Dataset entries

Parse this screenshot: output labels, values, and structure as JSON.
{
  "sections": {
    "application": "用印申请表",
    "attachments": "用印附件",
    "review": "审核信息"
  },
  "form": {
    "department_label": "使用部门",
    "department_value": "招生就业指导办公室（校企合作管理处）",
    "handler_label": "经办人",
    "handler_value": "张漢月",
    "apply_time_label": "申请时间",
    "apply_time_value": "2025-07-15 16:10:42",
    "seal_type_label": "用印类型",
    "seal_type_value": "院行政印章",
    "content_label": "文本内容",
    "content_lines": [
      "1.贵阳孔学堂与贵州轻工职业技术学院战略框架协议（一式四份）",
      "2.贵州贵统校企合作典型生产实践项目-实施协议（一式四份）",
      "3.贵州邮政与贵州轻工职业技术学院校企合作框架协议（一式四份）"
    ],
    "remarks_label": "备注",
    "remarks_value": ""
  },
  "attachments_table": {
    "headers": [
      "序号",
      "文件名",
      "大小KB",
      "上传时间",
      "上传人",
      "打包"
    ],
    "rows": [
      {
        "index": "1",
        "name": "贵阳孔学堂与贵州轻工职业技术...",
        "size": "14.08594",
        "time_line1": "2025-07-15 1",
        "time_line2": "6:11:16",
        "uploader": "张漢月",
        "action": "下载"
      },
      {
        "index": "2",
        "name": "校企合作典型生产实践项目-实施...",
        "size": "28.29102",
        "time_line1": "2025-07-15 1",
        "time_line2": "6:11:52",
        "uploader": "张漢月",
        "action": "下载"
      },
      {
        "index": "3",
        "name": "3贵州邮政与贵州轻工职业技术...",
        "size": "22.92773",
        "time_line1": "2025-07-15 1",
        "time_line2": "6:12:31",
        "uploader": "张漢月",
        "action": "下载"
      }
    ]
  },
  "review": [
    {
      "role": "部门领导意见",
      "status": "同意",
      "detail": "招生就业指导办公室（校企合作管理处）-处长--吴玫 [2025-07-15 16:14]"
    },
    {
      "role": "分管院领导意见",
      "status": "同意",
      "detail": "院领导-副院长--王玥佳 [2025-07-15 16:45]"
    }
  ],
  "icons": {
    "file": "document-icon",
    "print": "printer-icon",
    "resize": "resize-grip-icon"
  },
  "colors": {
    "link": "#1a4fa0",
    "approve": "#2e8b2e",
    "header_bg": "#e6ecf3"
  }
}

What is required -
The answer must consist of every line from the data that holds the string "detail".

Completed task -
      "detail": "招生就业指导办公室（校企合作管理处）-处长--吴玫 [2025-07-15 16:14]"
      "detail": "院领导-副院长--王玥佳 [2025-07-15 16:45]"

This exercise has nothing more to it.